Return the listing below unchanged, but without pictures.

_SUPPLIED DATA_.
BEGIN

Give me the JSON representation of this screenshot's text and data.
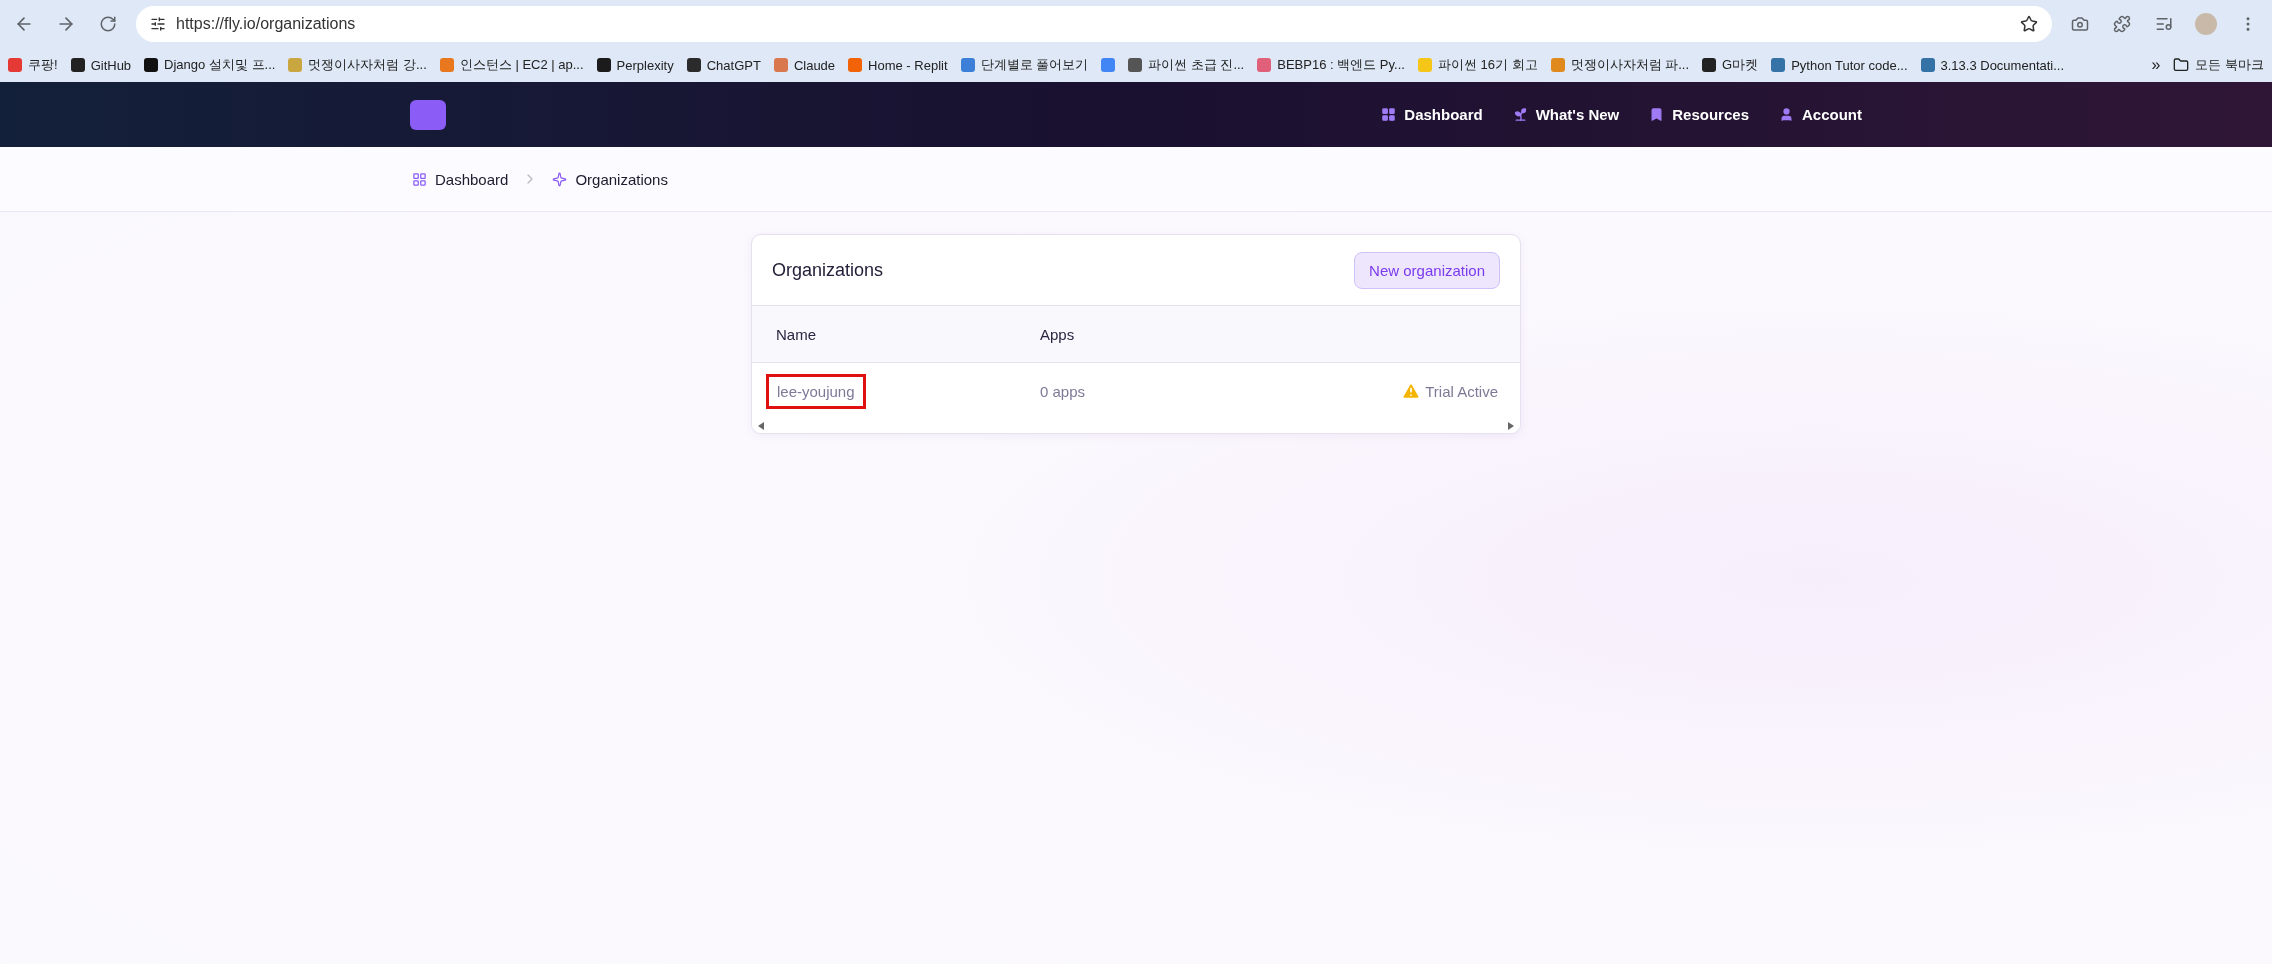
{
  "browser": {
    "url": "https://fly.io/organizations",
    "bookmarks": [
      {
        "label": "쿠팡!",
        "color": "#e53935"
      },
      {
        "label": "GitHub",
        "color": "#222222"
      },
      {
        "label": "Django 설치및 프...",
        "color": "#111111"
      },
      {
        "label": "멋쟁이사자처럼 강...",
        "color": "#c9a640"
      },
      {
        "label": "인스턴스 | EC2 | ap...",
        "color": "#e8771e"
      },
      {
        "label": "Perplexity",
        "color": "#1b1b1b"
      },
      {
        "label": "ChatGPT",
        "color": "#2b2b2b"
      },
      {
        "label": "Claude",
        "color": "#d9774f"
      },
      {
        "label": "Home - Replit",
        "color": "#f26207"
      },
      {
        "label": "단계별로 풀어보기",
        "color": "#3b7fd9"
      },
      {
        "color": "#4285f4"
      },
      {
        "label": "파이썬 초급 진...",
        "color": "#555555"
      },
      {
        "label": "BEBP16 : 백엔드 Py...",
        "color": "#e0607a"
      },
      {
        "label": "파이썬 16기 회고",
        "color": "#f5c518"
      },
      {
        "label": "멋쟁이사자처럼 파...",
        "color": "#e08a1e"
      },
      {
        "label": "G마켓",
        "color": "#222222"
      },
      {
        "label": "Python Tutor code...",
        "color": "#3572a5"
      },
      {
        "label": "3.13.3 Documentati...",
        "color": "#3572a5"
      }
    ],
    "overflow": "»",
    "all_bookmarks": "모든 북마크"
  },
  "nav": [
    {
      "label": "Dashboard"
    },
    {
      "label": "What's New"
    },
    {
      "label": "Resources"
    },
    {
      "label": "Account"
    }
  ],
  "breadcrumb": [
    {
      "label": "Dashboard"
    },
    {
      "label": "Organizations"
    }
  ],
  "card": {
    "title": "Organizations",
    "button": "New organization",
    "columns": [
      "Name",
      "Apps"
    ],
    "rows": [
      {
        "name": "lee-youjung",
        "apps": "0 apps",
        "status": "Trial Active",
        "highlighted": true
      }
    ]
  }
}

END

_RESPONSE AREA_.
Give me the JSON representation of this screenshot's text and data.
{
  "browser": {
    "url": "https://fly.io/organizations",
    "bookmarks": [
      {
        "label": "쿠팡!",
        "color": "#e53935"
      },
      {
        "label": "GitHub",
        "color": "#222222"
      },
      {
        "label": "Django 설치및 프...",
        "color": "#111111"
      },
      {
        "label": "멋쟁이사자처럼 강...",
        "color": "#c9a640"
      },
      {
        "label": "인스턴스 | EC2 | ap...",
        "color": "#e8771e"
      },
      {
        "label": "Perplexity",
        "color": "#1b1b1b"
      },
      {
        "label": "ChatGPT",
        "color": "#2b2b2b"
      },
      {
        "label": "Claude",
        "color": "#d9774f"
      },
      {
        "label": "Home - Replit",
        "color": "#f26207"
      },
      {
        "label": "단계별로 풀어보기",
        "color": "#3b7fd9"
      },
      {
        "color": "#4285f4"
      },
      {
        "label": "파이썬 초급 진...",
        "color": "#555555"
      },
      {
        "label": "BEBP16 : 백엔드 Py...",
        "color": "#e0607a"
      },
      {
        "label": "파이썬 16기 회고",
        "color": "#f5c518"
      },
      {
        "label": "멋쟁이사자처럼 파...",
        "color": "#e08a1e"
      },
      {
        "label": "G마켓",
        "color": "#222222"
      },
      {
        "label": "Python Tutor code...",
        "color": "#3572a5"
      },
      {
        "label": "3.13.3 Documentati...",
        "color": "#3572a5"
      }
    ],
    "overflow": "»",
    "all_bookmarks": "모든 북마크"
  },
  "nav": [
    {
      "label": "Dashboard"
    },
    {
      "label": "What's New"
    },
    {
      "label": "Resources"
    },
    {
      "label": "Account"
    }
  ],
  "breadcrumb": [
    {
      "label": "Dashboard"
    },
    {
      "label": "Organizations"
    }
  ],
  "card": {
    "title": "Organizations",
    "button": "New organization",
    "columns": [
      "Name",
      "Apps"
    ],
    "rows": [
      {
        "name": "lee-youjung",
        "apps": "0 apps",
        "status": "Trial Active",
        "highlighted": true
      }
    ]
  }
}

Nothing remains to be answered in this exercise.